OSAGE BEACH, Mo. – The Lake of the Ozarks formed between 1929 and 1931 with the construction of the Bagnell Dam on the Osage River. Not long after the largest man-made lake in the Midwest came into being, vibrant tourism emerged along its shores. The first major vacation spot built on the lake, Tan-Tar-A Resort, turned 50 years old in 2010 and continues to go strong.
This year also marks the 30th anniversary of The Oaks at Tan-Tar-A Resort, making the Bruce Devlin and Robert Von Hagge design one of the most mature golf courses near Lake of the Ozarks.
The Oaks course, a par-71 layout, also rates as one of the most challenging, despite playing only 6,432 yards from the back tees. Dense woods, multiple water hazards and a near-complete lack of flat lies demand precision from tee to green.
Paul Leahy, director of golf at the 850-room Tan-Tar-A Resort, said its isolated holes undulating fairways characterize the Devlin-Von Hagge layout.
"There are not a lot of level lies out there," Leahy said.
When you get to the 372-yard seventh, you'll see what he means: Standing in the middle of the fairway feels one of the banked turns at Talladega Superspeedway.
"There are also some nice elevation changes, and a few long drives between tee and green," Leahy said.
The latter feature makes for difficult walking. It is allowed, but greens fees include cart.
As with many golf courses around the Lake of the Ozarks, the yardage isn't intimidating -- just 6,003 yards from the middle and 5,317 from the forward tees. But unlike several other area tracks, The Oaks actually feels longer than the yardage would indicate.
Take, for example, the tee shot on the 399-yard, par-4 second, where, from the tips, golfers face a 180-yard carry over water to an uphill landing area bordered on both sides by thick trees. Even when a good drive hits the hill on the other side of the water, it stops dead -- or rolls backward -- to leave a blind, longish second shot to the green. That is, if you're not too far to the sides of the fairway and blocked by tree limbs.
Or check out the 423-yard, par-4 18th, on which the tee shot must carry a stream-filled ravine to the top of a hill that sits 10 to 20 feet higher than the tee box.
Throughout the golf course, the elevation changes make for lots of challenges and some memorable holes. The 365-yard fourth features a sharp elevation drop from tee to fairway, which runs into a water hazard. The second shot plays into a postcard-perfect green complex with water and a railroad-tie revetment to the right.
The approach into the green at the 528-yard, par-5 ninth ranks arguably as one of the prettiest shots on the lake. Players, depending on their drives and lay-up decisions, face anywhere from a 6-iron to a wedge shot some 40 feet down over two waterfalls to a small, kidney-shaped green.
The 414-yard 13th must be a local favorite, with its tight driving corridor into a fairway guarded on the right by trees and a babbling brook. A marina on the lake serves as backdrop to the slightly elevated green and makes the hole so visually pleasing that I almost forgot my anger at losing a ball in the aforementioned brook.

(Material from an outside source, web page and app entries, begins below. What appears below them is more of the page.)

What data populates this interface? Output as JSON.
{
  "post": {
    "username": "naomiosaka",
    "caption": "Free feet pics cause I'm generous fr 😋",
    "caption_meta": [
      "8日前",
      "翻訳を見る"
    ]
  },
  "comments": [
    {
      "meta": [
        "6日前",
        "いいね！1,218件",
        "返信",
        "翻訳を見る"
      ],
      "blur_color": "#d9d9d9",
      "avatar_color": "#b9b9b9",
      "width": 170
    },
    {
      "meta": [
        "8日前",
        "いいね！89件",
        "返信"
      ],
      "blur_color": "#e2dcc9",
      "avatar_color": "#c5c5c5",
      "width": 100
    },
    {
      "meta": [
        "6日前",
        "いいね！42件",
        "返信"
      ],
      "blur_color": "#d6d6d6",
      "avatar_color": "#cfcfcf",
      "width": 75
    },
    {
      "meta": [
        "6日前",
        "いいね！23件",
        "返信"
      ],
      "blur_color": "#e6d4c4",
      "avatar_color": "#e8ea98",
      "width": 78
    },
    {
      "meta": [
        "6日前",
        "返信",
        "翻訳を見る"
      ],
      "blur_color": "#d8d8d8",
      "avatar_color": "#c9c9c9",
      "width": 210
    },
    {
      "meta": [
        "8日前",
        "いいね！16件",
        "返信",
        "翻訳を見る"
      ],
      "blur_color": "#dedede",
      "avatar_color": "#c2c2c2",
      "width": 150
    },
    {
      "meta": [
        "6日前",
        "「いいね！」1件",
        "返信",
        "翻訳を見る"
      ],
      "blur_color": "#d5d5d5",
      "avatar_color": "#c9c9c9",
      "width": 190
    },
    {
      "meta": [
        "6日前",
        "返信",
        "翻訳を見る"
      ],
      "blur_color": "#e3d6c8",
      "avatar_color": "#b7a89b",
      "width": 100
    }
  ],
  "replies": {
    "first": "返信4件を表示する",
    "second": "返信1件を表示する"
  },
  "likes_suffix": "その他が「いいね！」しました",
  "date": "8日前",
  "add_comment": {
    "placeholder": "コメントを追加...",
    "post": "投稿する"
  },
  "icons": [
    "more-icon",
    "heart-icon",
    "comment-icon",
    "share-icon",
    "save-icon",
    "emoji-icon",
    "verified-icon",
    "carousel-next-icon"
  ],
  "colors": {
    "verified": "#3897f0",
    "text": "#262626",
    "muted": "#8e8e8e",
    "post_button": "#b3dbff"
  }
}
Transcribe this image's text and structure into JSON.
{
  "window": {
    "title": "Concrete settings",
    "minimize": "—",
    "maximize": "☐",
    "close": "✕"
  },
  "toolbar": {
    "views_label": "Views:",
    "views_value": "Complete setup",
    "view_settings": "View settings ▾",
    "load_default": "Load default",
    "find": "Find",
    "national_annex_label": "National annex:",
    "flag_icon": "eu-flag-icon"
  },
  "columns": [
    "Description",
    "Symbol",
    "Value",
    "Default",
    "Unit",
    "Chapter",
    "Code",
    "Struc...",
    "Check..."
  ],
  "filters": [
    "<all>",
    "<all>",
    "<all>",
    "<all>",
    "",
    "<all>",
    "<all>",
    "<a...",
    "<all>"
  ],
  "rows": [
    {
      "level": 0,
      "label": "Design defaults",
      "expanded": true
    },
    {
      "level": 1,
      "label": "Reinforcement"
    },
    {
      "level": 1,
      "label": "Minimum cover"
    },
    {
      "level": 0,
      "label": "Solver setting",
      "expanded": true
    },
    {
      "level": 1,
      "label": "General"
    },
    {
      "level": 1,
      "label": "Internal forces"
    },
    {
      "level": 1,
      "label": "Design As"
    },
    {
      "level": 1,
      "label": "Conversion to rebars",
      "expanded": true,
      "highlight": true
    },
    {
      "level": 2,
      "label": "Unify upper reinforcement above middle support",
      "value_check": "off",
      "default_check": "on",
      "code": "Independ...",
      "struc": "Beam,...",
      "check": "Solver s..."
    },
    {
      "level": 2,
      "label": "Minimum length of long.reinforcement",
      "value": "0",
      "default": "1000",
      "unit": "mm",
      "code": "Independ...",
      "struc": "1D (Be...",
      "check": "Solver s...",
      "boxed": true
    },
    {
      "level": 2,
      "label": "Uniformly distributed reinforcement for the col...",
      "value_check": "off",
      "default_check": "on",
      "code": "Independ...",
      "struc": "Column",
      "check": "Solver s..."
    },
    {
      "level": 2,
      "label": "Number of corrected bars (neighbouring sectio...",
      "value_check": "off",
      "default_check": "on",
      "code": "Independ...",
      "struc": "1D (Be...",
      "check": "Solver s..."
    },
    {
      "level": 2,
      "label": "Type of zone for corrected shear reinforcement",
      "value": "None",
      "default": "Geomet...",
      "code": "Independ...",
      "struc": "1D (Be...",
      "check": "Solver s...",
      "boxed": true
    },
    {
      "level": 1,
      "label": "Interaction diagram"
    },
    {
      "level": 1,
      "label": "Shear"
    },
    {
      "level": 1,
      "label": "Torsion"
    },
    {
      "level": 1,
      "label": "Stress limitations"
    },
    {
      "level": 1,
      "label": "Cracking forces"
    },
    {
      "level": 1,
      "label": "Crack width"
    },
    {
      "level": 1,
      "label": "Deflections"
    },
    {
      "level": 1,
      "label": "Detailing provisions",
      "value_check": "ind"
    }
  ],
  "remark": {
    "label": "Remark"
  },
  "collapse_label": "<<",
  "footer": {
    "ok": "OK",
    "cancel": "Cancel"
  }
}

Like many of the 13 golf courses found around Lake of the Ozarks, The Oaks at Tan-Tar-A Resort is not overly long, but the dramatic elevation changes call for careful club choices and precise shot-making. The zoysia fairways and bentgrass greens appeared in generally good condition for my visit, though some hardpan patches existed around a couple greens and on the fairway edges. The greens on few of the holes -- like the 12th and 16th -- could be framed more attractively with bunkers or even flowerbeds.
As with all zoysia fairways, the ball seems teed up, making for good contact. But the Bermuda rough grew so lush it was possible to lose your ball while standing just a few inches from it. In fact, we found a dozen balls from previous groups nestled into the thick rough just off several fairways.
With rates topping out at just $55 during peak season, The Oaks is a highly recommended stop for golfers visiting the Lake of the Ozarks. Tan-Tar-A Resort includes 850 rooms, numerous shops, eating venues and recreational activities for guests and non-guest visitors.
Try the 90-minute Tropic Island Cruise. It costs $16 and provides an excellent and educational way to unwind after your round of golf. For more information, visit www.funlake.com.
August 13, 2010